The primary motivation for the hospital staff to call me directly appears to be laziness rather than any concern about efficient communication. With a single call direct to my phone, a staff member or ER physician need not hang around waiting for the answering service page to go through and for me to return the call. But my job description does not include being at the “beck and call” of the hospital staff nor to make their jobs easier. Only after I stopped answering direct calls from the hospital did I realize how many were frivolous or inappropriate rather then for urgent patient care needs. I noticed that the nursing staff began to seek me out or to make themselves more available to talk with me during rounds about any questions they had regarding patient care rather then knowing that they could just call me later. I had fewer confused calls from the ER docs about admitting patients who were already established with other physicians. It had been easier for the ER docs to call me directly than to contact the patient’s primary care physician.
What about emergent communications? Isn’t a direct call faster and safer? Actually, a direct call, in an age of texting and alphanumeric paging can be detrimental in the event of an emergency since the caller ID provides only the calling number and not the reason for the call. In other words, I can’t tell which phone call is emergent and which is from a nurse asking for an order for a stool softener. On the other hand, my answering service can text me the number to call back and whether or not it’s an emergency. This allows me to prioritize tasks so I know if I need to interrupt a patient’s detailed description about their bowel movements to return a call. Besides, there are multiple resources that the hospital staff can utilize (ICU rapid response team, nursing supervisor, in-house ER medical staff) for an emergency in addition to contacting me. They shouldn’t be paralyzed with inaction while waiting for me to answer my phone.

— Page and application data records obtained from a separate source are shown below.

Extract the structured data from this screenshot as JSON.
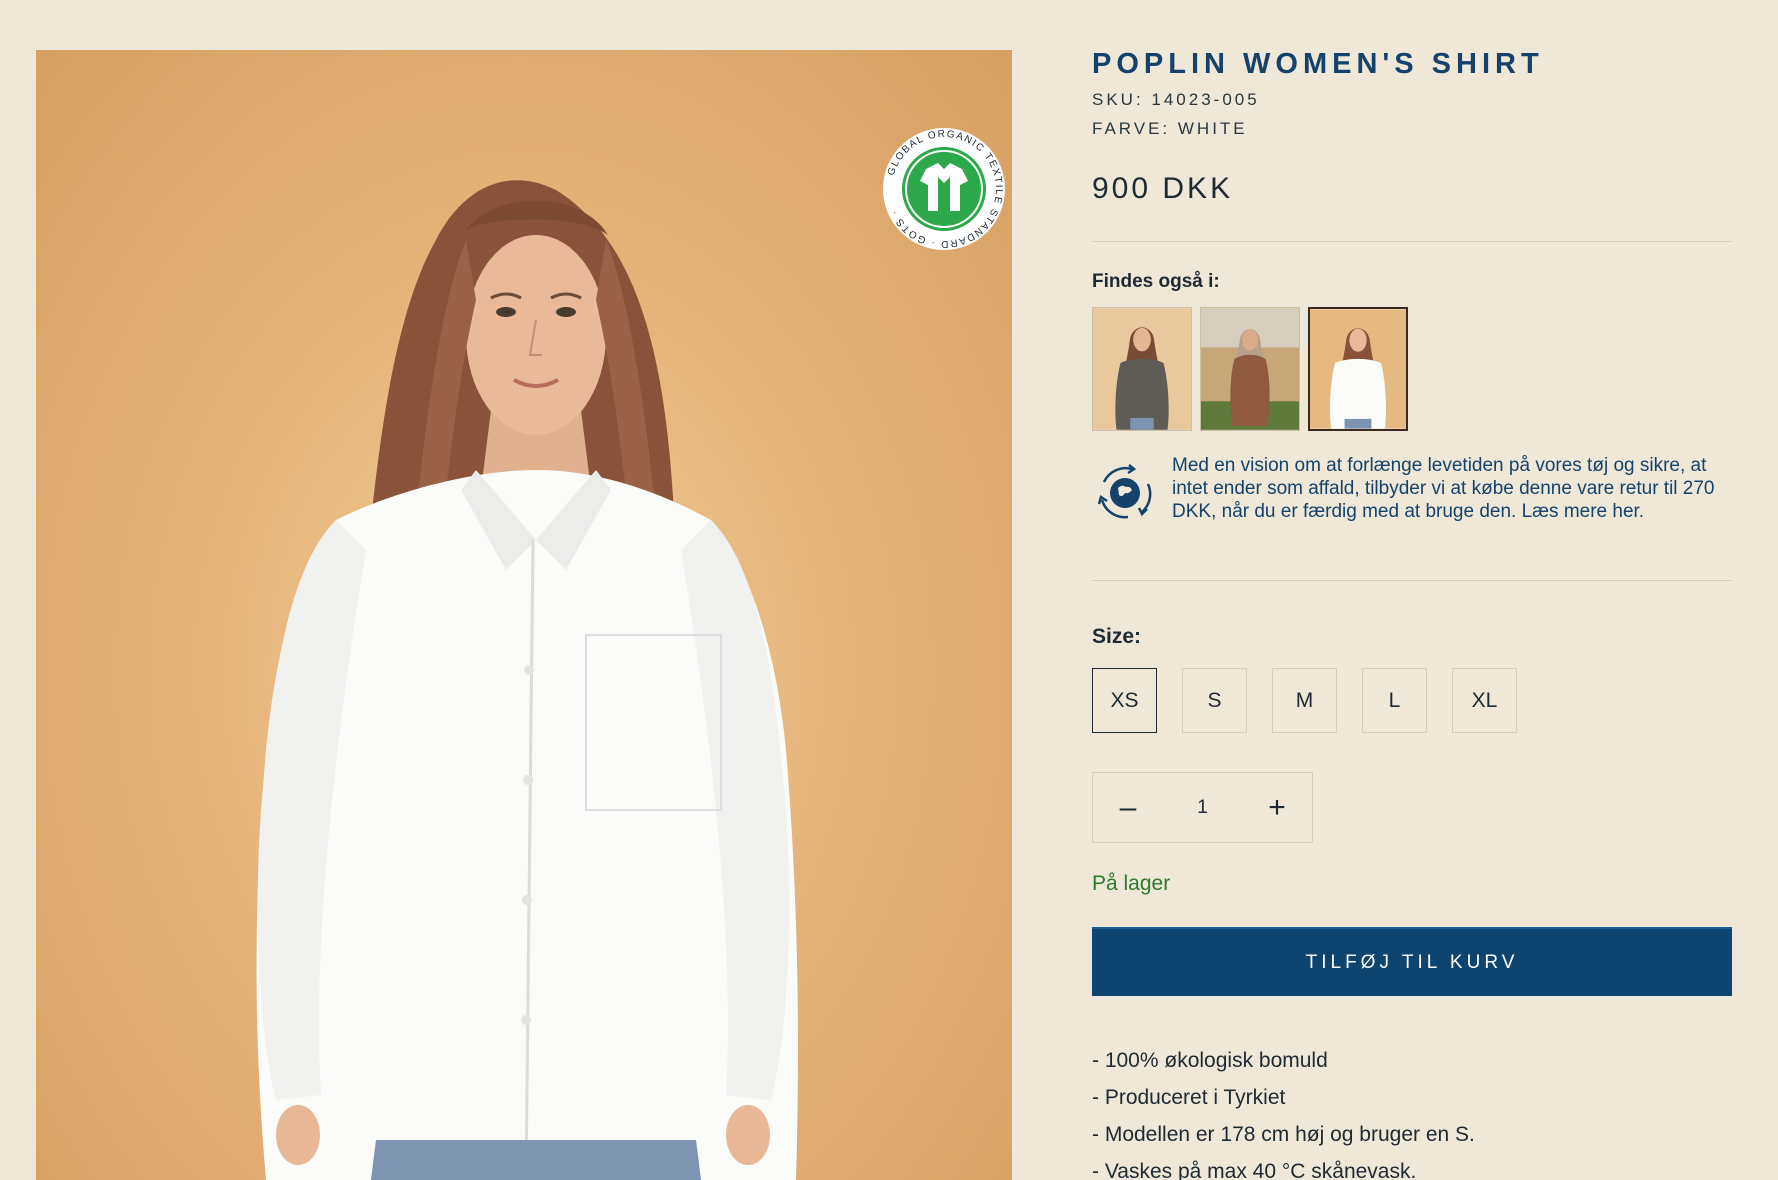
{
  "product": {
    "title": "POPLIN WOMEN'S SHIRT",
    "sku": "SKU: 14023-005",
    "color": "FARVE: WHITE",
    "price": "900 DKK"
  },
  "badge": {
    "text": "GLOBAL ORGANIC TEXTILE STANDARD · GOTS ·",
    "icon": "gots-shirt-icon"
  },
  "variants": {
    "label": "Findes også i:",
    "items": [
      {
        "name": "variant-grey-shirt",
        "active": false
      },
      {
        "name": "variant-brown-shirt",
        "active": false
      },
      {
        "name": "variant-white-shirt",
        "active": true
      }
    ]
  },
  "buyback": {
    "icon": "recycle-globe-icon",
    "text": "Med en vision om at forlænge levetiden på vores tøj og sikre, at intet ender som affald, tilbyder vi at købe denne vare retur til 270 DKK, når du er færdig med at bruge den. Læs mere her."
  },
  "size": {
    "label": "Size:",
    "options": [
      "XS",
      "S",
      "M",
      "L",
      "XL"
    ],
    "selected": "XS"
  },
  "quantity": {
    "minus": "–",
    "value": "1",
    "plus": "+"
  },
  "stock": "På lager",
  "add_to_cart": "TILFØJ TIL KURV",
  "features": [
    "- 100% økologisk bomuld",
    "- Produceret i Tyrkiet",
    "- Modellen er 178 cm høj og bruger en S.",
    "- Vaskes på max 40 °C skånevask."
  ],
  "colors": {
    "background": "#efe8d9",
    "brand_blue": "#0d4470",
    "title_blue": "#15426a",
    "stock_green": "#2c7a2c",
    "gots_green": "#2da84a"
  }
}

And there are many other excellent advantages to utilizing my answering service. The service knows when I am off or out of town and to direct calls to the covering physician. The service will call the hospital unit back to confirm with the nursing staff whether or not I have returned the call and if not they will page me again. The service keeps a log of every call which will help me defend myself against hospital staff who claim to have called me for an urgent situation when, in fact, they didn’t. As mentioned above, the service can provide other additional information in a text that can’t be provided in a direct phone call. And lastly, I’m paying for the dam answering service so the hospital better well use it!
Admittedly, there are many physicians why actually prefer to be called directly for reasons that I don’t understand (maybe they’re too cheap to pay for an answering service). I’m not one of them. Just because technology has advanced doesn’t mean that we should automatically use it and abandon older proven systems.